Beyond all the exciting feature changes, Linux 6.1 is also notable in likely being the Linux 2022 LTS kernel release to be supported for the long-term.
- The IBM POWER/PowerPC code has KFENCE for 64-bit, system call wrappers, and execute-only memory support.
- The LoongArch CPU port brings TLB/cache code rework, QSpinLock support, EFI boot, support for perf events, Kexec handling, eBPF JIT support, and various other features for this Chinese CPU architecture.
- Linux 6.1 is dropping BF16 support for Cortex-A510 processors due to a hardware issue that otherwise cannot be worked around on Linux.
- AMD IOMMU v2 page table work as part of the AMD vIOMMU hardware-assisted IOMMU virtualization for EPYC 7002 "Rome" processors and newer.
- The AMD Platform Management Framework (PMF) was merged for better thermal/power/noise handling with next-generation AMD Ryzen devices.
- Arm support for disabling Spectre-BHB mitigation at run-time due to the heavy performance cost.
Graphics / GPUs:
- AMDGPU gang submit support that is needed by the RADV Vulkan driver for proper mesh shader support.
Linux Storage / File-Systems:
- RISC-V's default kernel configuration enables various CD-ROM image formats. Not that you are likely to rock a physical CD drive with your RISC-V system, but for install images and other media in ISO9600 / Joliet / ZISOFS file-system formats.

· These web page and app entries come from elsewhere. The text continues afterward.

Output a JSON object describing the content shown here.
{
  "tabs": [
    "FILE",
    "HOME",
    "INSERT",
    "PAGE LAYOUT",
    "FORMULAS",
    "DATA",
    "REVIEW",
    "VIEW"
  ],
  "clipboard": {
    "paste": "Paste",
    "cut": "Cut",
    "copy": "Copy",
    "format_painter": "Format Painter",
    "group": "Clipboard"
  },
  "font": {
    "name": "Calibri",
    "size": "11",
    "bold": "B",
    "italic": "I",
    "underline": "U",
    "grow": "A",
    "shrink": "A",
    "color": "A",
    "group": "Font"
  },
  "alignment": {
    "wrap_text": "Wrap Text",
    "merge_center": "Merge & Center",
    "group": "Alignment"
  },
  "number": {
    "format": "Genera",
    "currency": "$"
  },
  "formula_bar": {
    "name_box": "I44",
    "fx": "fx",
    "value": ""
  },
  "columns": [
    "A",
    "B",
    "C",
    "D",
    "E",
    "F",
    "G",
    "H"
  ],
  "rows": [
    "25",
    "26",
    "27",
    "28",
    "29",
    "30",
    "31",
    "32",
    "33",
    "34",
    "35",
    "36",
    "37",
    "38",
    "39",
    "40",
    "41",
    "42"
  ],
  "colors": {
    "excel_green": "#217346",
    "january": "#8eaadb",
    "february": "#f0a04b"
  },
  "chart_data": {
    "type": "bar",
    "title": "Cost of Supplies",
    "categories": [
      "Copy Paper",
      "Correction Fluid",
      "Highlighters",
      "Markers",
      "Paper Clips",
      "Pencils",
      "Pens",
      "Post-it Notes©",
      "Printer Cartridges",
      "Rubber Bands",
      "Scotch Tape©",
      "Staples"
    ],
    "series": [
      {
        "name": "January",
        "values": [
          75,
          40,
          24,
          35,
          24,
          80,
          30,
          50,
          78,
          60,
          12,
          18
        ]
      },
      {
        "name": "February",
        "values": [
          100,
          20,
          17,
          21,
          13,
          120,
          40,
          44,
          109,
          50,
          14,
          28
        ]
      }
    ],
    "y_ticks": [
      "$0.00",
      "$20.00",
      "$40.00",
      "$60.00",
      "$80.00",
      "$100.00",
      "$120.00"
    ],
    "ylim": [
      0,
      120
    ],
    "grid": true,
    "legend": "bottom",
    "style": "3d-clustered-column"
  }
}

- FSCache-based shared domain support for EROFS with container use-cases being the initial target.
- Significant Btrfs performance optimizations and other work to this increasingly used Linux file-system.